     (29th)  63 moths of 16 species; nothing new for the garden year-list.
     (30th)  151 moths of 26 species, Yellow-line Quaker new for the year-list.  A migrant Plutella xylostella came to the MV trap, a species which has been in short supply here this year.

Red-line Quaker & Yellow-line Quaker, Westcott

Since 1st October I've been running just the actinic light on its own and, unless a particularly good potential migrant night is forecast, that's the way things will stay until next Spring.  The numbers of individual moths have reduced slightly as a consequence, but at this time of year I find that the actinic always brings in a greater variety of species than does the MV trap.  The first week of single-trap operations produced the following:

     (1st)  59 moths of 16 species; nothing new for the garden list.  Of note were a second-brood Swallow-tailed Moth and a dragonfly in the trap, a Southern Hawker Aeshna cyanea.
     (2nd)  84 moths of 23 species; Merveille du Jour new for the year-list.
     (3rd)  57 moths of 15 species; Brick new for the year-list.  Of note was my first October record of Cochylis molliculana (or Neocochylis molliculana as we should now call it).
     (4th)  82 moths of 19 species; nothing new for the garden year-list.  Of note were a single migrant Udea ferrugalis and the ninth Clifden Nonpareil to appear in the garden this year.
     (5th)  53 moths of 17 species; nothing new for the garden year-list.
     (6th)  93 moths of 28 species; nothing new for the garden year-list.  Of note were a fairly late example of Carcina quercana (although records into October seem to occur quite frequently nowadays) and an exceedingly late Poplar Hawk-moth.
     (7th)  88 moths of 24 species; November Moth new for the year-list (octavals checked).

Swallow-tailed Moth, Westcott 1st October

Poplar Hawk-moth, Westcott 6th October

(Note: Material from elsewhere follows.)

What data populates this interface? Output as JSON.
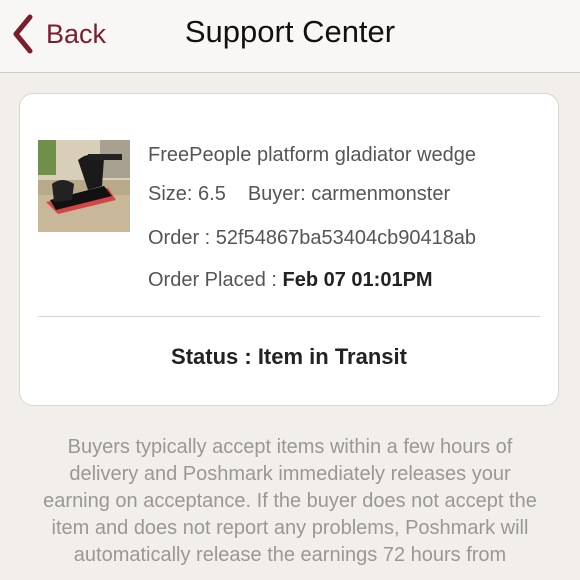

The pristine Swallow-tailed Moth (1st) was my latest ever and first October record, following one on 28th September last year.  Neocochylis molliculana (3rd) is interesting because I had the first for Bucks in Moulsoe Old Wood as recently as 2010 and since then it has increased massively in numbers to become by far the most frequently encountered Cochylis species locally.  It was first recorded in the garden during 2017 (11 individuals) and thereafter the annual count rose steadily to 223 in 2020.  The rather worn Poplar Hawk-moth (6th) was very unexpected, coming almost a month after my last example (7th September) which at the time was the latest I'd ever seen one.    

Lunar Underwing and Beaded Chestnut are currently the highest achievers (15-20 each per night) although neither is appearing in the numbers I've come to expect.  The same is true for Black Rustic and the various Sallows, none of which are doing as well as usual here.  The garden peak for Lunar Underwing is always either the last week of September or first week of October so theoretically it ought now to be in decline.  My highest nightly figure so far has been 88 on 26th September and the total up to 7th October comes to 710, so the 2,000+ counts of the last two years certainly aren't going to be repeated in 2021.

Moths yet to be recorded in the garden this year which I can reasonably expect will do so comprise Acleris sparsana, Pale November Moth, Feathered Thorn, Figure of Eight & Sprawler (all due this month) and then December Moth & Scarce Umber (both due in November).  Anything else will be a bonus!  Some of the other seasonal moths, of which Winter Moth, Mottled Umber & Chestnut spring to mind, were of course seen way back in January.

Dave Wilton Westcott, Bucks

Thursday, 7 October 2021

Grey Pine Carpet?

I  had this moth in the trap last night (in Abingdon). It is rather faded but I think it is a Grey Pine Carpet.  It looks too brown to be a Spruce Carpet. Are there any other possibilities?